■ **TASK OBJECTIVE**
The entries are to be returned exactly, with images left out.

[Interface dataset entries]
Content starts

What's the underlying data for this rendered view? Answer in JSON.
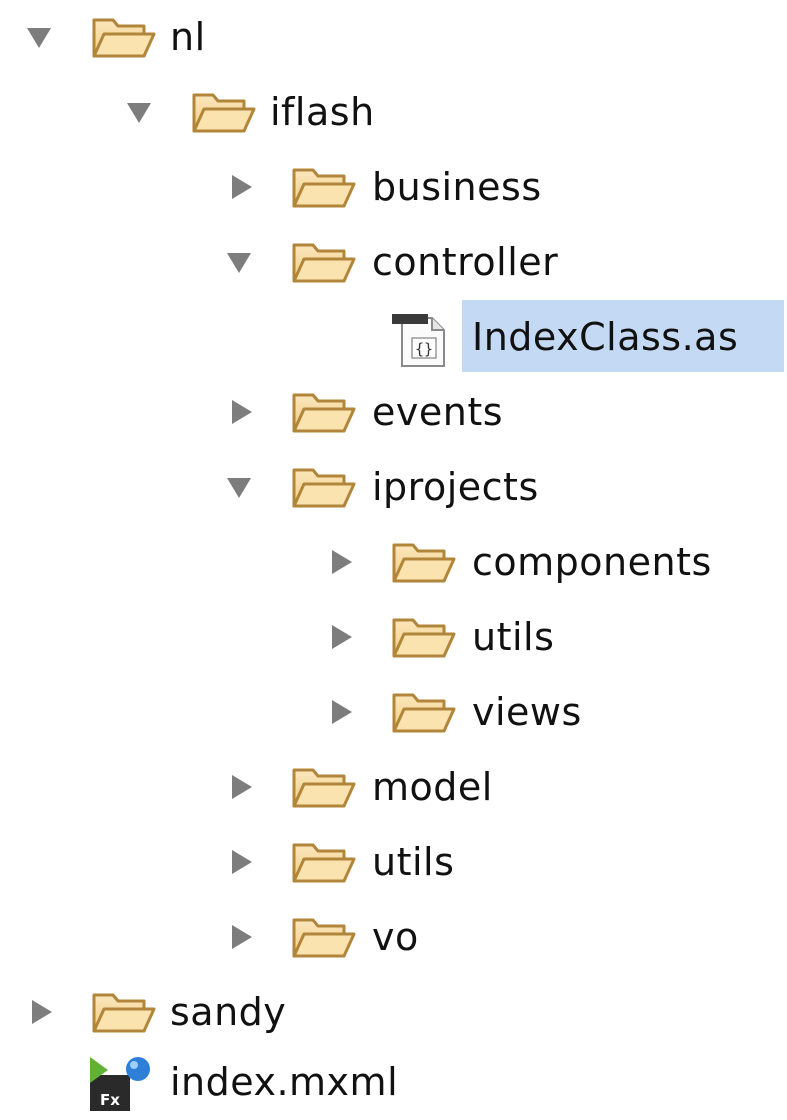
{
  "tree": {
    "items": [
      {
        "label": "nl",
        "type": "folder",
        "state": "expanded"
      },
      {
        "label": "iflash",
        "type": "folder",
        "state": "expanded"
      },
      {
        "label": "business",
        "type": "folder",
        "state": "collapsed"
      },
      {
        "label": "controller",
        "type": "folder",
        "state": "expanded"
      },
      {
        "label": "IndexClass.as",
        "type": "actionscript-file",
        "selected": true
      },
      {
        "label": "events",
        "type": "folder",
        "state": "collapsed"
      },
      {
        "label": "iprojects",
        "type": "folder",
        "state": "expanded"
      },
      {
        "label": "components",
        "type": "folder",
        "state": "collapsed"
      },
      {
        "label": "utils",
        "type": "folder",
        "state": "collapsed"
      },
      {
        "label": "views",
        "type": "folder",
        "state": "collapsed"
      },
      {
        "label": "model",
        "type": "folder",
        "state": "collapsed"
      },
      {
        "label": "utils",
        "type": "folder",
        "state": "collapsed"
      },
      {
        "label": "vo",
        "type": "folder",
        "state": "collapsed"
      },
      {
        "label": "sandy",
        "type": "folder",
        "state": "collapsed"
      },
      {
        "label": "index.mxml",
        "type": "mxml-file"
      }
    ]
  },
  "colors": {
    "selection": "#c4d9f3",
    "folder_fill": "#f6d9a0",
    "folder_stroke": "#b58a3c",
    "twisty": "#7a7a7a"
  }
}
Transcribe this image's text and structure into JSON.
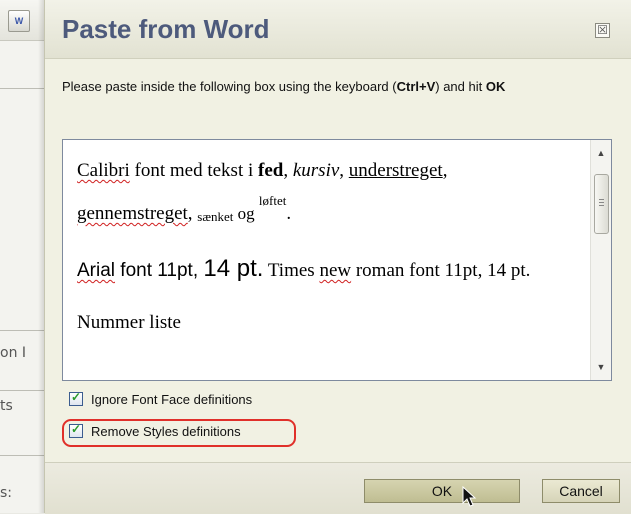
{
  "background": {
    "toolbar_icon": "paste-from-word-icon",
    "label_1": "on I",
    "label_2": "ts",
    "label_3": "s:"
  },
  "dialog": {
    "title": "Paste from Word",
    "close_glyph": "☒",
    "instructions": {
      "part1": "Please paste inside the following box using the keyboard (",
      "shortcut": "Ctrl+V",
      "part2": ") and hit ",
      "ok_word": "OK"
    },
    "content": {
      "p1": {
        "t1": "Calibri",
        "t2": " font med tekst i ",
        "bold": "fed",
        "t3": ", ",
        "italic": "kursiv",
        "t4": ", ",
        "underline": "understreget",
        "t5": ",",
        "strike": "gennemstreget",
        "t6": ", ",
        "sub": "sænket",
        "t7": " og ",
        "sup": "løftet",
        "t8": "."
      },
      "p2": {
        "arial1": "Arial",
        "arial2": " font 11pt, ",
        "big": "14 pt.",
        "times1": " Times ",
        "new": "new",
        "times2": " roman font 11pt, 14 pt."
      },
      "p3": "Nummer liste"
    },
    "options": [
      {
        "label": "Ignore Font Face definitions",
        "checked": true
      },
      {
        "label": "Remove Styles definitions",
        "checked": true
      }
    ],
    "buttons": {
      "ok": "OK",
      "cancel": "Cancel"
    }
  },
  "colors": {
    "title": "#4d5a7c",
    "highlight": "#e0302a",
    "check": "#2a9a2a"
  }
}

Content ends

■ **EXERCISE RESULT**
What's the underlying data for this rendered view? Answer in JSON.
{
  "tree": {
    "items": [
      {
        "label": "nl",
        "type": "folder",
        "state": "expanded"
      },
      {
        "label": "iflash",
        "type": "folder",
        "state": "expanded"
      },
      {
        "label": "business",
        "type": "folder",
        "state": "collapsed"
      },
      {
        "label": "controller",
        "type": "folder",
        "state": "expanded"
      },
      {
        "label": "IndexClass.as",
        "type": "actionscript-file",
        "selected": true
      },
      {
        "label": "events",
        "type": "folder",
        "state": "collapsed"
      },
      {
        "label": "iprojects",
        "type": "folder",
        "state": "expanded"
      },
      {
        "label": "components",
        "type": "folder",
        "state": "collapsed"
      },
      {
        "label": "utils",
        "type": "folder",
        "state": "collapsed"
      },
      {
        "label": "views",
        "type": "folder",
        "state": "collapsed"
      },
      {
        "label": "model",
        "type": "folder",
        "state": "collapsed"
      },
      {
        "label": "utils",
        "type": "folder",
        "state": "collapsed"
      },
      {
        "label": "vo",
        "type": "folder",
        "state": "collapsed"
      },
      {
        "label": "sandy",
        "type": "folder",
        "state": "collapsed"
      },
      {
        "label": "index.mxml",
        "type": "mxml-file"
      }
    ]
  },
  "colors": {
    "selection": "#c4d9f3",
    "folder_fill": "#f6d9a0",
    "folder_stroke": "#b58a3c",
    "twisty": "#7a7a7a"
  }
}
Transcribe this image's text and structure into JSON.
{
  "background": {
    "toolbar_icon": "paste-from-word-icon",
    "label_1": "on I",
    "label_2": "ts",
    "label_3": "s:"
  },
  "dialog": {
    "title": "Paste from Word",
    "close_glyph": "☒",
    "instructions": {
      "part1": "Please paste inside the following box using the keyboard (",
      "shortcut": "Ctrl+V",
      "part2": ") and hit ",
      "ok_word": "OK"
    },
    "content": {
      "p1": {
        "t1": "Calibri",
        "t2": " font med tekst i ",
        "bold": "fed",
        "t3": ", ",
        "italic": "kursiv",
        "t4": ", ",
        "underline": "understreget",
        "t5": ",",
        "strike": "gennemstreget",
        "t6": ", ",
        "sub": "sænket",
        "t7": " og ",
        "sup": "løftet",
        "t8": "."
      },
      "p2": {
        "arial1": "Arial",
        "arial2": " font 11pt, ",
        "big": "14 pt.",
        "times1": " Times ",
        "new": "new",
        "times2": " roman font 11pt, 14 pt."
      },
      "p3": "Nummer liste"
    },
    "options": [
      {
        "label": "Ignore Font Face definitions",
        "checked": true
      },
      {
        "label": "Remove Styles definitions",
        "checked": true
      }
    ],
    "buttons": {
      "ok": "OK",
      "cancel": "Cancel"
    }
  },
  "colors": {
    "title": "#4d5a7c",
    "highlight": "#e0302a",
    "check": "#2a9a2a"
  }
}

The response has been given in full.